*PROVIDED ENTRIES:*
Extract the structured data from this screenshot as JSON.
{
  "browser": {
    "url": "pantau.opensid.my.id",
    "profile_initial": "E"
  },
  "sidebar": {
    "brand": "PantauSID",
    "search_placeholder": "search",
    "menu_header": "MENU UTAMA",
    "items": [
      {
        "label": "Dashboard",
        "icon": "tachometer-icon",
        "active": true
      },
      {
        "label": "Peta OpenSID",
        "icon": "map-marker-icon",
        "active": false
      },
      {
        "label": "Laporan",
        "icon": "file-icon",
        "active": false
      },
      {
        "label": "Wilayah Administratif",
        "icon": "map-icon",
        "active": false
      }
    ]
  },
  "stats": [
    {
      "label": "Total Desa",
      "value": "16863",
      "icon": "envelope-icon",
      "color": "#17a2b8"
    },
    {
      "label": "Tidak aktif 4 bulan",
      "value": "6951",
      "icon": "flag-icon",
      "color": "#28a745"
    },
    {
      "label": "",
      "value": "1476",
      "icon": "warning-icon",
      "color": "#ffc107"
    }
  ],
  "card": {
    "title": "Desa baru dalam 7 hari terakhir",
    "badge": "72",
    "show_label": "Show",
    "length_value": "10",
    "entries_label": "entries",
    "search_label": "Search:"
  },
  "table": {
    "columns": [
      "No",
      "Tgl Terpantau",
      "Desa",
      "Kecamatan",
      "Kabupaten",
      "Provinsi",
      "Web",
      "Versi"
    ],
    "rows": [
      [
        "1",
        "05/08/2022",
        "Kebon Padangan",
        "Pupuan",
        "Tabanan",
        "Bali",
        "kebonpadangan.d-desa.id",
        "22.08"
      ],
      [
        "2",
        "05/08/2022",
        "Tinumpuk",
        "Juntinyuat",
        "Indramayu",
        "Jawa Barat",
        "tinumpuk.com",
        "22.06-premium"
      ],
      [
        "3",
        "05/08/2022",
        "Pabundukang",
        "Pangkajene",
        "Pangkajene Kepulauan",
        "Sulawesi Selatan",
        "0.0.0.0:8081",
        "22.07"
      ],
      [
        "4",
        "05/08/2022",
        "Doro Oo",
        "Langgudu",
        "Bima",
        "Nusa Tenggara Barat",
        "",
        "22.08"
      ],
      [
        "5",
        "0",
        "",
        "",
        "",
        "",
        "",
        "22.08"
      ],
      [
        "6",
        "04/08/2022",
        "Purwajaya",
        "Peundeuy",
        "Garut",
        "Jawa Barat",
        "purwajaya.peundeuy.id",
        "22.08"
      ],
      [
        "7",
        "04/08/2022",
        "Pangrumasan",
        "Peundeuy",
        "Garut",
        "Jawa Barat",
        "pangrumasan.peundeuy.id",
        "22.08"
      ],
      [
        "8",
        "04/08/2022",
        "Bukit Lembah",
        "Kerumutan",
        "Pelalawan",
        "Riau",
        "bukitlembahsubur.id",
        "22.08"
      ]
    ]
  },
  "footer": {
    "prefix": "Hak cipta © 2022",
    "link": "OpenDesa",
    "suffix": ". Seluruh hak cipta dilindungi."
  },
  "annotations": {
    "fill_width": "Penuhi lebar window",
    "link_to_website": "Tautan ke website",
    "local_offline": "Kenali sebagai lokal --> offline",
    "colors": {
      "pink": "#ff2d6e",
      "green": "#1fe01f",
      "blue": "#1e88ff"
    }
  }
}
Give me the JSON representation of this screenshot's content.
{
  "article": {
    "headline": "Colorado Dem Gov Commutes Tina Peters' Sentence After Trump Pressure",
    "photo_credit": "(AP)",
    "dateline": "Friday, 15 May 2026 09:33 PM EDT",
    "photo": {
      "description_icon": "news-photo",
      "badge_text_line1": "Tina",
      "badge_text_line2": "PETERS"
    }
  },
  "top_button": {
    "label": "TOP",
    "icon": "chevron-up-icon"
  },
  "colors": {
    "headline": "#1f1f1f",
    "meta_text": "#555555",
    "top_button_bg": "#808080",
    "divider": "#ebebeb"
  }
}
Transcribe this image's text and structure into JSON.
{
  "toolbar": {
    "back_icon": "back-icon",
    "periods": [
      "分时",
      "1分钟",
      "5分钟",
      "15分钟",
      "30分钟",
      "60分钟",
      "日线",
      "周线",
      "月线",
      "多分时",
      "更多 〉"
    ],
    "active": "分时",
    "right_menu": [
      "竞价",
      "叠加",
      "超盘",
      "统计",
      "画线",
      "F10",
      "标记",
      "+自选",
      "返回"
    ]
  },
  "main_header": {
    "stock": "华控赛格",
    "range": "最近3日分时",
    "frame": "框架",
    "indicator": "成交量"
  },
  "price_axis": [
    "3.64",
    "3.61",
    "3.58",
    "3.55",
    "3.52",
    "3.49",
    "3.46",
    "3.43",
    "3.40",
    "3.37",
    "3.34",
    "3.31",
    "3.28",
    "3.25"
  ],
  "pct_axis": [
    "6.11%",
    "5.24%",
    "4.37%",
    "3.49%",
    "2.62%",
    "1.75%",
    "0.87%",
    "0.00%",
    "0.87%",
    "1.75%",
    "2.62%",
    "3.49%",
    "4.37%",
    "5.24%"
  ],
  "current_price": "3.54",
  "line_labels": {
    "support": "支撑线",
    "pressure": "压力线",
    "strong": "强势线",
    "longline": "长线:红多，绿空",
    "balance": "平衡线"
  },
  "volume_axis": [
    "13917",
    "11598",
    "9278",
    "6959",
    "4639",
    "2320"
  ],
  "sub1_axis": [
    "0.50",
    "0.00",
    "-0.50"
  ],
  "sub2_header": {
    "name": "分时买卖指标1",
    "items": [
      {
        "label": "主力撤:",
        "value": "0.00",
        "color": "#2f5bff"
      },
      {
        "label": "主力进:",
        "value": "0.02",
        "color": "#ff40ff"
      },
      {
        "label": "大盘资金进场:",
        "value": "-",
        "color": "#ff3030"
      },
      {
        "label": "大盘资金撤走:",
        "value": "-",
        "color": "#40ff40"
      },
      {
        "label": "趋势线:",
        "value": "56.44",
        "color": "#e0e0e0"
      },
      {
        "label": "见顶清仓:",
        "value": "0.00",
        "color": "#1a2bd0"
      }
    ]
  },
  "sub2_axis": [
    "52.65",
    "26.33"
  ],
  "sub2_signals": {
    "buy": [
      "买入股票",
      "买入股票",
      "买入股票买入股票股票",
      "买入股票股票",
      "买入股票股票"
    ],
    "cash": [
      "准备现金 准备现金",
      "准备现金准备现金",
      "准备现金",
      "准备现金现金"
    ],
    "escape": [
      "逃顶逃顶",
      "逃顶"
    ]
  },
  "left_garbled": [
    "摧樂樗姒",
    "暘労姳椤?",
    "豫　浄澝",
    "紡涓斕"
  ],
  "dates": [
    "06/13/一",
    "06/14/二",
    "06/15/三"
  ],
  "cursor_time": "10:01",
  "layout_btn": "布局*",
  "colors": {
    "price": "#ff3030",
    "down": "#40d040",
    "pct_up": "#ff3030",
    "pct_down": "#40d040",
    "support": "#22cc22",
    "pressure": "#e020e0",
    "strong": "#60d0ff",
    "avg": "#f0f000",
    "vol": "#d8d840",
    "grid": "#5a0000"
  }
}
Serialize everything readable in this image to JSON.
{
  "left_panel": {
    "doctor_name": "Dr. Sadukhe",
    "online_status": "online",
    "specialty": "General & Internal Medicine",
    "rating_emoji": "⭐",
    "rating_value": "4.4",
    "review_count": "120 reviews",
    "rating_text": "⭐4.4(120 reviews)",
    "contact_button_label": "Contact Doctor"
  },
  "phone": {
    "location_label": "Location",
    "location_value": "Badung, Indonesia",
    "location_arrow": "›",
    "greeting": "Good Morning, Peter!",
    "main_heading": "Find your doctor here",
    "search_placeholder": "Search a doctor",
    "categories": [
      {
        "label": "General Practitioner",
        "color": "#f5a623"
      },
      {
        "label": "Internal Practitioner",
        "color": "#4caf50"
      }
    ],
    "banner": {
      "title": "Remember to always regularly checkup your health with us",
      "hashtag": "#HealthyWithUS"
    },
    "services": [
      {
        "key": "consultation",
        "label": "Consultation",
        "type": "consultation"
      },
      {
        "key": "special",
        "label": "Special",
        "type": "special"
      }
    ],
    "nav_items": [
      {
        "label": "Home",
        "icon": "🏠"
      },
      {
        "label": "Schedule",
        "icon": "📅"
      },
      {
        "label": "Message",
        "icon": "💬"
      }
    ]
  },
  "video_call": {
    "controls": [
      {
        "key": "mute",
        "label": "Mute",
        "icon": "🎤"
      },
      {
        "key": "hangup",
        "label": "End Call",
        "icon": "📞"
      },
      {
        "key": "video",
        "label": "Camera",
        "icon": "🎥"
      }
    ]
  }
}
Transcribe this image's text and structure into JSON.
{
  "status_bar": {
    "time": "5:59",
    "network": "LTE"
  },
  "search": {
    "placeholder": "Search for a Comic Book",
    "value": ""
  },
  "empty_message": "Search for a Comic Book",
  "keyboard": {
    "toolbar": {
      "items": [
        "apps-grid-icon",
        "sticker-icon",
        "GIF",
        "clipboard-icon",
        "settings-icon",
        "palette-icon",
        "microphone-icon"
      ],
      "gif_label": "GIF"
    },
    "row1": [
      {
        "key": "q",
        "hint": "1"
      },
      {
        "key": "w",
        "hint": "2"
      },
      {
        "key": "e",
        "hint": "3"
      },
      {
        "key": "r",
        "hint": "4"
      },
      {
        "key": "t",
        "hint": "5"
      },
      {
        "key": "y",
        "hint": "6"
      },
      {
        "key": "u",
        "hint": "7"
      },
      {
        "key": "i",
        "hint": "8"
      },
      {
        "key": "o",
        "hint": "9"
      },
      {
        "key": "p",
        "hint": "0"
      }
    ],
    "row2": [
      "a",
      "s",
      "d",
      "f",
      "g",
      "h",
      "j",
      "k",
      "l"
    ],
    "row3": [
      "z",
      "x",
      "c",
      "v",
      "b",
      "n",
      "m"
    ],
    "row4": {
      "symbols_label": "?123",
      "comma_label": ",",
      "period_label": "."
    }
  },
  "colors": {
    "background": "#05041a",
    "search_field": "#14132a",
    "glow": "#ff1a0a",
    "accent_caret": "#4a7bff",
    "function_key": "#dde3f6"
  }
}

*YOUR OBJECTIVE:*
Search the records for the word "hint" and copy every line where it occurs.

*REPLY:*
        "hint": "1"
        "hint": "2"
        "hint": "3"
        "hint": "4"
        "hint": "5"
        "hint": "6"
        "hint": "7"
        "hint": "8"
        "hint": "9"
        "hint": "0"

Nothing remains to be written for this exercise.